• PROVIDED ENTRIES
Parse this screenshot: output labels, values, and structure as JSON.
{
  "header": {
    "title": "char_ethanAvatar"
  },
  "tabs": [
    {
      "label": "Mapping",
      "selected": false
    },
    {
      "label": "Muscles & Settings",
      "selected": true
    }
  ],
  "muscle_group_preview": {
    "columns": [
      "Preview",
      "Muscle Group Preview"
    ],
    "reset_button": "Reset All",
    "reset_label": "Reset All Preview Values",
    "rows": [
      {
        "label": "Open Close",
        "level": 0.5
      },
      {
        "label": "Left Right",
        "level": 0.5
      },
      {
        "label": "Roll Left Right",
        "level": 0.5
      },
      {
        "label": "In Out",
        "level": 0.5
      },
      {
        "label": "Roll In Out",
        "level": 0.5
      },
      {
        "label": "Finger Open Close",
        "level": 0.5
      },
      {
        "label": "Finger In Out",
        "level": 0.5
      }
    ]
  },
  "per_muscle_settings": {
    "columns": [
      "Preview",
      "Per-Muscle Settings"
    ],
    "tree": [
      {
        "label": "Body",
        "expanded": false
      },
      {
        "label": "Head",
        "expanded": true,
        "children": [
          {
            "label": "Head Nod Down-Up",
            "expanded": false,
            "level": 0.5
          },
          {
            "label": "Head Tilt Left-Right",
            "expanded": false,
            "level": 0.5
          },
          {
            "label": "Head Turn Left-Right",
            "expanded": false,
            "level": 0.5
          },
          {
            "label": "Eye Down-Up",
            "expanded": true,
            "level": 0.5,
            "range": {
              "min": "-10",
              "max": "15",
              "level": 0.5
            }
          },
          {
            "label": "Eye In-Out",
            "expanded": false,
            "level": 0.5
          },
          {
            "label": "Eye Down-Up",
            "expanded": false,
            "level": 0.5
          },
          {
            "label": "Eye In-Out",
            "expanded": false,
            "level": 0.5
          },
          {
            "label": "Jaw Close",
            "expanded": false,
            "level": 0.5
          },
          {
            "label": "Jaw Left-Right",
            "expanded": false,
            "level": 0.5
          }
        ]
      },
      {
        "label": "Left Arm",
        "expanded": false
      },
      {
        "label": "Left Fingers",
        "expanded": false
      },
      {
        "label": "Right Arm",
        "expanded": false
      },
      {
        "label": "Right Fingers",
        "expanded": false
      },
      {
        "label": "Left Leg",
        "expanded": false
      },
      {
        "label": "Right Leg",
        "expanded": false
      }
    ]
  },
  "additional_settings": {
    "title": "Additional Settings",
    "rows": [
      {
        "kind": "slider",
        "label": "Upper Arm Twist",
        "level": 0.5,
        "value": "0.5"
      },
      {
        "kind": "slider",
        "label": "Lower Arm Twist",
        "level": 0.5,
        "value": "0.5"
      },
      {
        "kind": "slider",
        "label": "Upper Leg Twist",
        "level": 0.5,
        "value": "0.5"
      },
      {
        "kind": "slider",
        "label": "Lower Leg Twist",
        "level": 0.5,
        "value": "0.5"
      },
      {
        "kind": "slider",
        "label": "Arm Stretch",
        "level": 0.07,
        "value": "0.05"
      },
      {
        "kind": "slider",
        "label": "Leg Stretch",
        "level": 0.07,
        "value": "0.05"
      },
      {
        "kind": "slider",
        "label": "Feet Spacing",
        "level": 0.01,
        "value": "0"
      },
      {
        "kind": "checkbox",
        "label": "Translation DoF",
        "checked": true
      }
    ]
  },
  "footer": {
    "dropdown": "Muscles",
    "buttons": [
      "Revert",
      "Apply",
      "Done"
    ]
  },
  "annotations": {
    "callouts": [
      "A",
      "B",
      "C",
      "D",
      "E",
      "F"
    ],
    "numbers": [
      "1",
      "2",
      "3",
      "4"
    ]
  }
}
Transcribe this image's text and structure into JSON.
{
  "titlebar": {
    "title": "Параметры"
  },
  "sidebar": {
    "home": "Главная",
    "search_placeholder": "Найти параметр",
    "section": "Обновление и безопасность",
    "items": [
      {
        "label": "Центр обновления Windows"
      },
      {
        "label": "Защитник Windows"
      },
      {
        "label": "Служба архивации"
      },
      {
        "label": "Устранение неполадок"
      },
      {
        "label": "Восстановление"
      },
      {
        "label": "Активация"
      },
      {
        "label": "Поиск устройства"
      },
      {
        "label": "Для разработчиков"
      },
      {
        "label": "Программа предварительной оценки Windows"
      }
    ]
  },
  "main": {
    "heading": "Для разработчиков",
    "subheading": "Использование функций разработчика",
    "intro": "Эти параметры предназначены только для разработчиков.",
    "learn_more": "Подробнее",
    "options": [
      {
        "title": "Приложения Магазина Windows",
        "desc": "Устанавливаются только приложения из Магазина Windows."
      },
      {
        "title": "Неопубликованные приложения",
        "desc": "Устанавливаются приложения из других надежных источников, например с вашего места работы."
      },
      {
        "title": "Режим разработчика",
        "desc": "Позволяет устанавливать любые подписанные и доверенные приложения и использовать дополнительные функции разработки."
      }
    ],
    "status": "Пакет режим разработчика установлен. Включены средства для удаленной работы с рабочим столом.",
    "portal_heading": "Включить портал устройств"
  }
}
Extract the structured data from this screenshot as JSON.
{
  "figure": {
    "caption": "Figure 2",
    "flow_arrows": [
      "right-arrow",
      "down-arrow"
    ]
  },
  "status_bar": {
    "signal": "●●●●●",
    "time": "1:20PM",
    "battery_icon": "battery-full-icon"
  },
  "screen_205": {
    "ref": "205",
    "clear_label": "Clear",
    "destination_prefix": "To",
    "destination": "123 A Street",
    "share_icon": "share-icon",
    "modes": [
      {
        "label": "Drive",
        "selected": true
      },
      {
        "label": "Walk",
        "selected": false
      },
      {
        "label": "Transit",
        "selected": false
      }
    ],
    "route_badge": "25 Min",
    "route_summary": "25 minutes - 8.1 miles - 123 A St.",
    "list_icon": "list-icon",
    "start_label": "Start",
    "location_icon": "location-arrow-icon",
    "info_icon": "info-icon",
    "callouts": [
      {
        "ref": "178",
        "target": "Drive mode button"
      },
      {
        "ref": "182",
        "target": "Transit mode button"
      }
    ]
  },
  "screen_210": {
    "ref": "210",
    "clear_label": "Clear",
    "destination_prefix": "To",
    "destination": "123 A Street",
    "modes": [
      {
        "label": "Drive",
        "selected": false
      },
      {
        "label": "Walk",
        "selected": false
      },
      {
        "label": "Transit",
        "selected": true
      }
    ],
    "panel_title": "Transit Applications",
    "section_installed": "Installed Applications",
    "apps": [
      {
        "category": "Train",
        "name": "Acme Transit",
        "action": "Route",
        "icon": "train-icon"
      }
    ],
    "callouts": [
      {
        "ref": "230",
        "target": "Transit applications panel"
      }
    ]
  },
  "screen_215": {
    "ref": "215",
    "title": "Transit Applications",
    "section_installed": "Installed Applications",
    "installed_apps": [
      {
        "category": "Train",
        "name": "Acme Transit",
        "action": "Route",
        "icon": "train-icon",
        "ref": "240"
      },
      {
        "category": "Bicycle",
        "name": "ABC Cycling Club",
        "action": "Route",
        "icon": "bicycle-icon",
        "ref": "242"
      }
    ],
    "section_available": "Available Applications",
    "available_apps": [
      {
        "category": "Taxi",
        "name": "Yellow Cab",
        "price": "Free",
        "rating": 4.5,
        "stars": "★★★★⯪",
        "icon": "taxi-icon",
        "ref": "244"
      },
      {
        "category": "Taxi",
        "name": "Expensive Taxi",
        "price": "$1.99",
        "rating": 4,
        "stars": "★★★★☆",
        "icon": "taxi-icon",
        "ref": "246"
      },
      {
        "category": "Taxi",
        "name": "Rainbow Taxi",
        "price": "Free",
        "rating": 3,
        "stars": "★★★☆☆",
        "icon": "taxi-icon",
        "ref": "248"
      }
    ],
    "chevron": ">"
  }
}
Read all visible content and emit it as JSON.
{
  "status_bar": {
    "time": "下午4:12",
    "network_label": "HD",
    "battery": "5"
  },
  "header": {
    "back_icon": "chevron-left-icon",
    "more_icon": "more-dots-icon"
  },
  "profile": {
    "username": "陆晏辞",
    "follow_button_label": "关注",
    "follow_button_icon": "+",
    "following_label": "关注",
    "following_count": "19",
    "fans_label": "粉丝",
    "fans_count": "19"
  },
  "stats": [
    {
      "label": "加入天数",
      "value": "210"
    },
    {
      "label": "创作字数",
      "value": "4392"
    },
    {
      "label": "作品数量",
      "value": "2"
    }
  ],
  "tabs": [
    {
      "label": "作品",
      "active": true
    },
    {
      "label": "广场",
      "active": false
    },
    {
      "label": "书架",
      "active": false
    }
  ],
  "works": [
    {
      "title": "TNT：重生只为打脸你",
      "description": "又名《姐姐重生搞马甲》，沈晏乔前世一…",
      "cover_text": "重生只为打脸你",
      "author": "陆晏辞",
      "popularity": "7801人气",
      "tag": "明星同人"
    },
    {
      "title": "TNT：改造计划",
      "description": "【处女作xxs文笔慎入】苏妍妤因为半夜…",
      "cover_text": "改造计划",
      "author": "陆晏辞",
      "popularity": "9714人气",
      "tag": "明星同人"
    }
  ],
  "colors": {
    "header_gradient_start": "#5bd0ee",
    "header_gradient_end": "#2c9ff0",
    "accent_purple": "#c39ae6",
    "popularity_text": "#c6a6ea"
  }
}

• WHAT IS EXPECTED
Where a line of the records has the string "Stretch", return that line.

• ANSWER BELOW
        "label": "Arm Stretch",
        "label": "Leg Stretch",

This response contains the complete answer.